▶ [DATA FOR REVIEW]
# # # # # # #
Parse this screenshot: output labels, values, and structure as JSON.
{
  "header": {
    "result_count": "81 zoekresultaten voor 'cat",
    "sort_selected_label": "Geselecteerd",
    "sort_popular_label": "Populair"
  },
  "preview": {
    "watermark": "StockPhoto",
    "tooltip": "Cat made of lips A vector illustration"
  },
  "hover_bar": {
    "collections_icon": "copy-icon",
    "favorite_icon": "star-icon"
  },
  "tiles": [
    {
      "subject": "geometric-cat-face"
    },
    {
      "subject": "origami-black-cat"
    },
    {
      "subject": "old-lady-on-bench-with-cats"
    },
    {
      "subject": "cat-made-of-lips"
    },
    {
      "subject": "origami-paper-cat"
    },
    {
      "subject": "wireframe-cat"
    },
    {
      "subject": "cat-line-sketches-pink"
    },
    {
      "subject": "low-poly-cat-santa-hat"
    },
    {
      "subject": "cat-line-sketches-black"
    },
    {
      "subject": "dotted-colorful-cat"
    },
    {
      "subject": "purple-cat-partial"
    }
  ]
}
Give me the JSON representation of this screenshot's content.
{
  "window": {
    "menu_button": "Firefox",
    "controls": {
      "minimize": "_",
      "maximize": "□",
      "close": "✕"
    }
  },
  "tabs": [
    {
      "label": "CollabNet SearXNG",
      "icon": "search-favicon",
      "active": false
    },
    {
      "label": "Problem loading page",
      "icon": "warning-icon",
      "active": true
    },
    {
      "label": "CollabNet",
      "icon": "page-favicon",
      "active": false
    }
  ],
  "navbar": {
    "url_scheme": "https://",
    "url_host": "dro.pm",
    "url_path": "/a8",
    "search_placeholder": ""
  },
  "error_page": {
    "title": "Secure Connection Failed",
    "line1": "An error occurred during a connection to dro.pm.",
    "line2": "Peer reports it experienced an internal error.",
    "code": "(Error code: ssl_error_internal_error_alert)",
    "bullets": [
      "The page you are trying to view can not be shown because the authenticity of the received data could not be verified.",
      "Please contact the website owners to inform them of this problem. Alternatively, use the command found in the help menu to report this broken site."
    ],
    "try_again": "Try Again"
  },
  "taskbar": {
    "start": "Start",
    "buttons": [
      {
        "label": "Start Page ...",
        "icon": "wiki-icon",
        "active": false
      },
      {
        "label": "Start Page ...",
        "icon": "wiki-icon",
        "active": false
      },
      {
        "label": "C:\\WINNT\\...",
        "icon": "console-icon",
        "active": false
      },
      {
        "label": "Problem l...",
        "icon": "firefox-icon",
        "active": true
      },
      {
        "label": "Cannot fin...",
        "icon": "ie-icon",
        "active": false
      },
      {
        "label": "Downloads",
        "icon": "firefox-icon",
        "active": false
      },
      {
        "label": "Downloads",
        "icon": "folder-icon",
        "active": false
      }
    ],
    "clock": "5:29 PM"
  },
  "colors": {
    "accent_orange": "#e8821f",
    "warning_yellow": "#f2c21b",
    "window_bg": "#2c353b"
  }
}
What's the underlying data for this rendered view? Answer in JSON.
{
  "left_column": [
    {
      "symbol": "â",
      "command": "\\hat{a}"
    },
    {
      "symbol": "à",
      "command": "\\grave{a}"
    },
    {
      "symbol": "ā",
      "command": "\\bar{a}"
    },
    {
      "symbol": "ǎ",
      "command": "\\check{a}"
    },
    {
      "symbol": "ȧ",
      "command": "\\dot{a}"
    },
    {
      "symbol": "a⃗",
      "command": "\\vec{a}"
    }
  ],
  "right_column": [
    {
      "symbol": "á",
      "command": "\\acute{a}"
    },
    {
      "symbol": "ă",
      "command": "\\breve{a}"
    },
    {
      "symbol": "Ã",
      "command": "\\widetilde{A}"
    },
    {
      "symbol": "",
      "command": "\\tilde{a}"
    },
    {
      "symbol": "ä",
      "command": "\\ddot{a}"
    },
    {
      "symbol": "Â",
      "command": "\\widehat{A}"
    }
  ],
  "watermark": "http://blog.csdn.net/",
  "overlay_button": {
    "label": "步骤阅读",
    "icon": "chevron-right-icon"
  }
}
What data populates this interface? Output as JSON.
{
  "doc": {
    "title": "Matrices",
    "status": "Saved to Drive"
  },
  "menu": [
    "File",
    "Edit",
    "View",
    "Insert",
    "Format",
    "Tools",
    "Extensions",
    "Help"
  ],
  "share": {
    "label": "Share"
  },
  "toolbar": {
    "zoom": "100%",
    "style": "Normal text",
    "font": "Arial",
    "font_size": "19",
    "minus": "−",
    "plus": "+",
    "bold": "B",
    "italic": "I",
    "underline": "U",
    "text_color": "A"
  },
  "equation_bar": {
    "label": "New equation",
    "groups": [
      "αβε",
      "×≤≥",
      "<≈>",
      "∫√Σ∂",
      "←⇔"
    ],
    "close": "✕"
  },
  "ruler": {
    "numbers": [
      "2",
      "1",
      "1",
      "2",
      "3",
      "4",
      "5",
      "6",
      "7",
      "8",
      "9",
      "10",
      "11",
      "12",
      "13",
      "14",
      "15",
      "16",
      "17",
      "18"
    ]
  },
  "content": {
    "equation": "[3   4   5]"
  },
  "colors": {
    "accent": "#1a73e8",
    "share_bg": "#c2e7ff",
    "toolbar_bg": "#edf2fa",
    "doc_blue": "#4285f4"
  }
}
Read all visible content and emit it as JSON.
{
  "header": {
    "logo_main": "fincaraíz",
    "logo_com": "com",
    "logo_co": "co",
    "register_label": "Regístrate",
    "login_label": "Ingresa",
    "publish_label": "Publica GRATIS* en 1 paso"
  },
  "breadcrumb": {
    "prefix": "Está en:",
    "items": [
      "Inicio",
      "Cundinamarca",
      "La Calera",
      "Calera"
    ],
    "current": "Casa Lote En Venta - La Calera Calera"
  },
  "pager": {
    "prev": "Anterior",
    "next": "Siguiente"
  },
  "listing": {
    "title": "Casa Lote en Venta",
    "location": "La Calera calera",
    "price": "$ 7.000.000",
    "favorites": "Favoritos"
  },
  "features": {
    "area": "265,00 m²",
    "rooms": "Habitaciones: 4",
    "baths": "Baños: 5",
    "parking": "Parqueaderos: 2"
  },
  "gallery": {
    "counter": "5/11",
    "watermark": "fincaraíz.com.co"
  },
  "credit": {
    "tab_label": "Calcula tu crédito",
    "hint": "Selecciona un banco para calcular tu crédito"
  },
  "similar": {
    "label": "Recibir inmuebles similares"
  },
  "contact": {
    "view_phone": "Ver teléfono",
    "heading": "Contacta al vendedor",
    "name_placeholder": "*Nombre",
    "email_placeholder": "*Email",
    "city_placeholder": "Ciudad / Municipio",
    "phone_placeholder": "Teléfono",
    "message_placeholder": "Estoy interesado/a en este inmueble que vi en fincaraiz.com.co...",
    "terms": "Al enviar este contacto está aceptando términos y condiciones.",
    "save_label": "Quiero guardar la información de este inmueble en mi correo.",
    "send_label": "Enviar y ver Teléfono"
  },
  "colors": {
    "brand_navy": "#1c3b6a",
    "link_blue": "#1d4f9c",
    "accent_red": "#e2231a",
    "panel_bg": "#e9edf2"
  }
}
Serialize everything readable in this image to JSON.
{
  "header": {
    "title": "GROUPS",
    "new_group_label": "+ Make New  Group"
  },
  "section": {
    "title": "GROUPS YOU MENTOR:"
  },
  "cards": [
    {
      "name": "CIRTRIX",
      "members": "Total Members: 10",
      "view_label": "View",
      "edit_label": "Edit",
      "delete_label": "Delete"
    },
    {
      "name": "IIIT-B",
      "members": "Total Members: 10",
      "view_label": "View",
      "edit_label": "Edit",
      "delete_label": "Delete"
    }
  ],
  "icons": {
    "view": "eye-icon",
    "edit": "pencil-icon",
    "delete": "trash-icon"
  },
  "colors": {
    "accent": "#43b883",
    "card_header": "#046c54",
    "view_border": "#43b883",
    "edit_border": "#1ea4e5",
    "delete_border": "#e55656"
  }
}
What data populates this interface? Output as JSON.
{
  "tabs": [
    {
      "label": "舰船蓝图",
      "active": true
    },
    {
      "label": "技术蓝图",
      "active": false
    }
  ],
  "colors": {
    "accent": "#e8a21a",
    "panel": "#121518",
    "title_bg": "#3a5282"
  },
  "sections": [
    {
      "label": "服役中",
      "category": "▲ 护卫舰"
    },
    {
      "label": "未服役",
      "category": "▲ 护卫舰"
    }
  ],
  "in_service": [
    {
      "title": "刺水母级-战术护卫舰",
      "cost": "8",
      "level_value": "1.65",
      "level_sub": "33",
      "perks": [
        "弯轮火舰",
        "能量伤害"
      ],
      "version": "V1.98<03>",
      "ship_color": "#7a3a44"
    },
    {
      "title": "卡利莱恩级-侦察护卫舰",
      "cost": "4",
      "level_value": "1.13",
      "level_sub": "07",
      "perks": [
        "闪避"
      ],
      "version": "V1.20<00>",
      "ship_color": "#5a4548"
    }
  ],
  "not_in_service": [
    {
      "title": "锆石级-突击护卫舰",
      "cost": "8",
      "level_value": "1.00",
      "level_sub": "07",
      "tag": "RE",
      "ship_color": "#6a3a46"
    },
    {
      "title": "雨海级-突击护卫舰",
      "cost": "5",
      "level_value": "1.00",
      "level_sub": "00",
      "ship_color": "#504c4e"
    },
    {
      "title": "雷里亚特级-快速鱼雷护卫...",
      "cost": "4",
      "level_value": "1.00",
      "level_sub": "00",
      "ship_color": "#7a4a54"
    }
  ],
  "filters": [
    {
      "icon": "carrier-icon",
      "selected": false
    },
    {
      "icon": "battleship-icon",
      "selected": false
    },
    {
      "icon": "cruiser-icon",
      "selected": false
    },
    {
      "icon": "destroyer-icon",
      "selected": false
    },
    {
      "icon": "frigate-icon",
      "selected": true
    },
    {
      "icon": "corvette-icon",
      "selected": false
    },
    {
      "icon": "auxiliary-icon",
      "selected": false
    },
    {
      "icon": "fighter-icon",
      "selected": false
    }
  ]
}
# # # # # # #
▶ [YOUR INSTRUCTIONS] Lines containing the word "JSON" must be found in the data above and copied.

▶ [WRITTEN REPLY]
Parse this screenshot: output labels, values, and structure as JSON.
Give me the JSON representation of this screenshot's content.
What's the underlying data for this rendered view? Answer in JSON.
What data populates this interface? Output as JSON.
Read all visible content and emit it as JSON.
Serialize everything readable in this image to JSON.
What data populates this interface? Output as JSON.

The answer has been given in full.